Intel (NASDAQ:INTC) agreed to pay graphics chip maker Nvidia (NASDAQ:NVDA) $1.5 billion over five years to settle a patent dispute. Under the deal, Intel will be permitted to use some Nvidia patents.
Sears (NASDAQ:SHLD) soared 6% after projecting fourth-quarter EPS of $3.39 to $4.12, blowing away the Street’s view for just $3.09. For fiscal 2011, Sears forecasted EPS of $1.16 to $1.88, compared with calls for just 91 cents. Sears said its companywide U.S. same-store sales declined 1.7% in December.
SuperValu (NYSE:SVU) widely missed estimates with an non-GAAP profit of 24 cents a share, sparking an 11% plunge in the No. 3 U.S. supermarket chain’s stock. Analysts had called for EPS of 31 cents. SuperValu also posted revenue of $8.67 billion that trailed estimates and took an axe to its 2011 earnings guidance.

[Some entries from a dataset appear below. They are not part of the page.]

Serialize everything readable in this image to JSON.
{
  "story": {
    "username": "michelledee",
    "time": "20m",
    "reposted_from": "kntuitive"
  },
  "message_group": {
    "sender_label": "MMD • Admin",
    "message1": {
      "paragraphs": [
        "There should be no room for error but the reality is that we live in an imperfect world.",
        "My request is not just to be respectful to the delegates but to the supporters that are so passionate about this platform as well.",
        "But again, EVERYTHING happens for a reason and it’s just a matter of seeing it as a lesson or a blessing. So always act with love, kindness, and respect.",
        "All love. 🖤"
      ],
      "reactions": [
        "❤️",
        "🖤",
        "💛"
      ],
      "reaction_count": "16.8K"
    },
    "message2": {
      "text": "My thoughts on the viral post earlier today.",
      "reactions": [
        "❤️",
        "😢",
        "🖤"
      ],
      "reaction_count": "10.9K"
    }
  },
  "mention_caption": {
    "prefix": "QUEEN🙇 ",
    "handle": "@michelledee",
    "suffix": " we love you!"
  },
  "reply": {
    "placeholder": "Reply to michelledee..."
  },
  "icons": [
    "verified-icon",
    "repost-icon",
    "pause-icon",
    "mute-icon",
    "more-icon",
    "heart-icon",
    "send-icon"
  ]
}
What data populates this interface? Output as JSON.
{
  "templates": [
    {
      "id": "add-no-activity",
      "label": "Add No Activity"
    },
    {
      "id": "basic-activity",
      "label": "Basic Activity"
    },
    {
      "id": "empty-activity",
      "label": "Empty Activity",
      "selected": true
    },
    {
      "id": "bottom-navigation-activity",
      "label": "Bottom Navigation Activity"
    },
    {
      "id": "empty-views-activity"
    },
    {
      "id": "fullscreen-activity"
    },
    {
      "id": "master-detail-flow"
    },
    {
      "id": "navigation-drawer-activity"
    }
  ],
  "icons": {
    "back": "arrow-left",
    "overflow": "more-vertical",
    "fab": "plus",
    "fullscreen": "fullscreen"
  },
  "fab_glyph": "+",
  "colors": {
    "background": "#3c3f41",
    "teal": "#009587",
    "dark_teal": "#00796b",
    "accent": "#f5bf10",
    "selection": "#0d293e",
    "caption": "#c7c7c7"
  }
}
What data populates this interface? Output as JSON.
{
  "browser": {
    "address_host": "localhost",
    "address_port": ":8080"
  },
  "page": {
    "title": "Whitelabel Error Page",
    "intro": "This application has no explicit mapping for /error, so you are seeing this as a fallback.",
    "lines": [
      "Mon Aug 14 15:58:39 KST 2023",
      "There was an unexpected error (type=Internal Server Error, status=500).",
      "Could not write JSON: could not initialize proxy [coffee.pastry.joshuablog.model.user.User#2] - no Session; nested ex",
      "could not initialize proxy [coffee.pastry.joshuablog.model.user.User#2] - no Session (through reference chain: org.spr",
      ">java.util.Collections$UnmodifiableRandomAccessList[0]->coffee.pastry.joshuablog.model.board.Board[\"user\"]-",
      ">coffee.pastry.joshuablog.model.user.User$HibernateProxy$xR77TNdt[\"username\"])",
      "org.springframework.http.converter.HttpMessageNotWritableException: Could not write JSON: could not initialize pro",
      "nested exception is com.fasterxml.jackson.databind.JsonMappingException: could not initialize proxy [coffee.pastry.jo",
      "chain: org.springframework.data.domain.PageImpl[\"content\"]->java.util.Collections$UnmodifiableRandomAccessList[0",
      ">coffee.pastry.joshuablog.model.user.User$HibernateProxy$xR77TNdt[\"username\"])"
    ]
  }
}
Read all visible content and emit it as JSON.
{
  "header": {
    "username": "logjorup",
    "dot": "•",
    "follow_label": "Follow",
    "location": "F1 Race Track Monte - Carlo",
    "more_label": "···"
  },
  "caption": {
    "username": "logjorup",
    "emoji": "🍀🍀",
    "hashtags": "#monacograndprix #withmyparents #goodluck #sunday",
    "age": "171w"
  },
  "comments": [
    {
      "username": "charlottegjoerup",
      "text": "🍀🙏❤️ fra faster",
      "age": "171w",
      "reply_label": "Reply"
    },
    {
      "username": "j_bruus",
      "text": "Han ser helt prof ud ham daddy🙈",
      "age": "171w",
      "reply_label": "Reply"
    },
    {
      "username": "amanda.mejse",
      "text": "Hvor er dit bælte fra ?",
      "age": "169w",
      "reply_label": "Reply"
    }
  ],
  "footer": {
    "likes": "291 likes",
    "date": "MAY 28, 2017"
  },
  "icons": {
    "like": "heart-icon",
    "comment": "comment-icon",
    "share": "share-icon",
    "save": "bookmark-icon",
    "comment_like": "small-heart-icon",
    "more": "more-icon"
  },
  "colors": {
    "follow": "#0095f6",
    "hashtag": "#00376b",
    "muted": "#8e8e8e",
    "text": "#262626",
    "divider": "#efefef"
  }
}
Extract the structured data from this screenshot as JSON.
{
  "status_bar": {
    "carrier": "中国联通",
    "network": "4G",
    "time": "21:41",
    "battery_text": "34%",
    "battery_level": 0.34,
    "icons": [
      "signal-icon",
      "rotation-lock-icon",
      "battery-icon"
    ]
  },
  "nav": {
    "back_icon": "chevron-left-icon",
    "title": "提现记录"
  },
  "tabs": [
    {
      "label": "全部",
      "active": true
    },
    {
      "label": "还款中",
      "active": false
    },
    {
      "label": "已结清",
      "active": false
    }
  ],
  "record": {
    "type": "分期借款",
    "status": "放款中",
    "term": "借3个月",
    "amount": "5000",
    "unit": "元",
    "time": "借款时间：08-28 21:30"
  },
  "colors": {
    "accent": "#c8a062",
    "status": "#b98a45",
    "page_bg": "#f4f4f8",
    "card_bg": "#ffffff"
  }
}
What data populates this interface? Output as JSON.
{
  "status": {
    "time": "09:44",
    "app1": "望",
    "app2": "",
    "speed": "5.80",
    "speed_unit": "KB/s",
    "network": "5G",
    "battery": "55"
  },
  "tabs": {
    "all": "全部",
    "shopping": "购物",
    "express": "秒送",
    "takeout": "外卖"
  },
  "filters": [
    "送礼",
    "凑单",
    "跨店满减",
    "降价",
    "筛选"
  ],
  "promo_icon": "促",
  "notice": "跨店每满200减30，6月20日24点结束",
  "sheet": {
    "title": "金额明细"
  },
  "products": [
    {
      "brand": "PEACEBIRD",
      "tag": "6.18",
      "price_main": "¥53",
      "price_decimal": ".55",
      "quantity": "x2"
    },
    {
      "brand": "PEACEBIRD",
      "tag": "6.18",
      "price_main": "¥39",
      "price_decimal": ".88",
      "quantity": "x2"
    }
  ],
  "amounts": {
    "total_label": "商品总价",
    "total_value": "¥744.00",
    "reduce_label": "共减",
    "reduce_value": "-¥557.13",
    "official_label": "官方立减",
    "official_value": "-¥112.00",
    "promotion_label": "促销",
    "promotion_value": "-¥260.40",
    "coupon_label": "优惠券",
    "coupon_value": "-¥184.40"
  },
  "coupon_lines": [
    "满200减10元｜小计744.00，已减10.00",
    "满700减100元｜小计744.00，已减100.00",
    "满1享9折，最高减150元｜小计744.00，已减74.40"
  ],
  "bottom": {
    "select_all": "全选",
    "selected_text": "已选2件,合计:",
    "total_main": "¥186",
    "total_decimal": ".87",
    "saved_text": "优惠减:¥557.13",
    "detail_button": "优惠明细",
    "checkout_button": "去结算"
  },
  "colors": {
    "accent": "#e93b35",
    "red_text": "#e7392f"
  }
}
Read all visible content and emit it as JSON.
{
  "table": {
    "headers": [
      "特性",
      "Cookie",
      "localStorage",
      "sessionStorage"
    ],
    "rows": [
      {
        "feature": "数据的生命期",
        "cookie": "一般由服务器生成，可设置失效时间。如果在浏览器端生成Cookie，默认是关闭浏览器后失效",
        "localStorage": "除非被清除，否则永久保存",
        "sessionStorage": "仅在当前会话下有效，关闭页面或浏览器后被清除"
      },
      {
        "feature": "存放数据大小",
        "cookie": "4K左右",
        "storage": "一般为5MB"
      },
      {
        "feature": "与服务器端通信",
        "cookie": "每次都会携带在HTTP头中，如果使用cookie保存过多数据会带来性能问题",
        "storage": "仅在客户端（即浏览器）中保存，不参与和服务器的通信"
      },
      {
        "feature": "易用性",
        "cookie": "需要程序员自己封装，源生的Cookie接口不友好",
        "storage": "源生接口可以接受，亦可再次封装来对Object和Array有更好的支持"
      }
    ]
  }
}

General Motors (NYSE:GM) is once again mulling buying back part of Ally Financial, its former GMAC auto loan business, in an effort to improve dealers’ access to wholesale credit, The Wall Street Journal reported. The move comes after Ally turned down a $5 billion GM bid for its wholesale business and GM then acquired subprime consumer lender Americredit for $3.5 billion.
Apollo Group (NASDAQ:APOL) surged 13% a day after the largest U.S. for-profit education company topped estimates with a non-GAAP profit of $1.63 a share. Analysts had been calling for EPS of just $1.35. However, student enrollment at its University of Phoenix slumped 42% and Apollo warned of further declines in student starts.
Tiffany (NYSE:TIF) upgraded its financial guidance due to an 11% surge in holiday-shopping sales. The luxury jeweler now sees fiscal 2011 non-GAAP EPS of $2.83 to $2.88, up from $2.72 to $2.77 earlier. Tiffany sees annual sales of nearly $3.1 billion.
The U.K.'s FTSE 100 rallied 0.97% to 6014.03, Germany's DAX gained 1.23% to 6941.57 and France's CAC 40 jumped 1.58% to 3861.92.
In Asia, Japan's Nikkei 225 slipped 0.29% to 10510.70, Hong Kong's Hang Seng advanced 0.99% to 23760.30 and China's Shanghai Composite gained 0.44% to 2804.05.